    klaitner     Tue, Oct 19, 2010  Permanent link
    so nice to sit down and read, thank you for a wonderful article Wildcat

    "so a part of us (at present it is partial but as life-streaming goes mainstream, in due time all of our lives will be accessible) is readily accessible even if our immediate conscious awareness is not."

    this is the moulted shell not the bug - I get that it is interesting that we are 'accessible' in a manner of speaking when we are offline, but this goes back to the value of concurrency, the 'splash' of two minds meeting in real time (originally wrote meating, perhaps more interesting..) this is not the same as correspondance in a context asynchronously. our memories, being constructed not stored are far more interesting than what actually happened (and I don't mean that in the simple sense of embellishment or revisionist history). I have read stuff I have written even only a year ago and accidentally missing the author, thought I was reading someone else's comments, very strange feeling indeed. you cannot step in the same river twice.

    "At present I do not think that the virtual mind universe generates simultaneous everywhereness by itself, but as the evolution of the net progresses and our co-involvement in it, I firmly believe that it will"

    "our memories are somehow disembodied"

    something far more interesting than uploading our brains is afoot, but an uploaded brain snapshot complete with dynamics would indeed be disembodied memory, living in the same sense as our own minds, but perhaps without the decay and subsequent sensory accumulation, it would indeed be interesting to talk to that former-self-in-stasis.

    "the times we operate upon within our minds cohere via our embodiment"

    exactly why I think uploading a brain will be dispersive and as such 'unsuccessful', there will be no coherence, we would have to program a virtual meat sack for the program to function - what is more interesting is the liberation, gradually of the coherent mind within its meat sack, and the 'enlightenment' that would represent. we already feel the lessened grip of time on us with asynchronicity so well managed on the web. next up is loosening the grip of identities (single to multiple to (next step) emergent). once time and identity are loosed there is only sustaining this meat sack, which I hope to fix with *net. what we will do as a species at that point is quite unknowable, but exciting.

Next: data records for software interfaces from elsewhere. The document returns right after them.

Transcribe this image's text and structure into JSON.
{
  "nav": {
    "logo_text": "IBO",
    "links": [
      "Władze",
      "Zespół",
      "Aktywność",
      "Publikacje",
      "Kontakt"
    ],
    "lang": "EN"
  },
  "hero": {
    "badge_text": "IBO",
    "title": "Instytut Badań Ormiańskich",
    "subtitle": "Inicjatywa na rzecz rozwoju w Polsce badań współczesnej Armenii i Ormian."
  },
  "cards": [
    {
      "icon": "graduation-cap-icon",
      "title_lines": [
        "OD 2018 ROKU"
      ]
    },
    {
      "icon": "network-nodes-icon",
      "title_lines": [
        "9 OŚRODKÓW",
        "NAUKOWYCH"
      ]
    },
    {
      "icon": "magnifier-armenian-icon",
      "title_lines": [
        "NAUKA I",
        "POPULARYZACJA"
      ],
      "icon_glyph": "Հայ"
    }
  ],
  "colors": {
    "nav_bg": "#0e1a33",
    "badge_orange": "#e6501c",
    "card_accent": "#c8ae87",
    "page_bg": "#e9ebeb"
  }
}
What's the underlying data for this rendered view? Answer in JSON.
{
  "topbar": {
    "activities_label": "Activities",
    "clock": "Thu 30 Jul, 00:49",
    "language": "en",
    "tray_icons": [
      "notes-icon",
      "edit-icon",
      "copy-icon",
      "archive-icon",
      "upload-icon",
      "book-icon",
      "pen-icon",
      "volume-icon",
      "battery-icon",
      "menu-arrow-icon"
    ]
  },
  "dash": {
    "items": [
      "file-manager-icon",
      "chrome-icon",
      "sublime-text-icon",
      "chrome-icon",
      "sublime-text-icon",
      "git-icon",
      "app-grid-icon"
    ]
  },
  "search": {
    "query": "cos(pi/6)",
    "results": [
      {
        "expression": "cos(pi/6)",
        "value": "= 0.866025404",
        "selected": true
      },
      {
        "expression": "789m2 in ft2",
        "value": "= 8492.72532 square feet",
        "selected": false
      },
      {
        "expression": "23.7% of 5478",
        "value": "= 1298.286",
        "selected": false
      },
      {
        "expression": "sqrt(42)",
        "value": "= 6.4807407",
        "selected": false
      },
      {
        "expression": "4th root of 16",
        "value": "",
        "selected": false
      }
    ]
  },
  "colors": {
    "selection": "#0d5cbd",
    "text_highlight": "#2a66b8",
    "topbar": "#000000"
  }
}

    " At that point the meat narrative of the individual as such will transform into an aggregate like system of multiple coherencies to which we will need address the question of designation of identity and such"

    on what basis will these processes cohere in any meaningful way without the meat container? as a "point of curiosity" - selfish patterns? attractors? where is beauty?

    "There is no need to leave the concept of the individual all together but change it or upgrade it so it can encompass a larger entity, extended via hyperconnectivity across times and spaces."

    The individual as generative will remain (and should) the individual as evidenced will evolve (and should). if we are able to generate a coherent (contained) artificial replica of mind, generative may transcend the individual - this would be a strange existence for the meat mind to be a part of. ringing of ringing. may lead to insanity in undeveloped meat minds (perhaps catastrophic incoherence in the artificial ones?). there will be no room for clinging.

    "#DD :”What are the pros and cons of all of this?”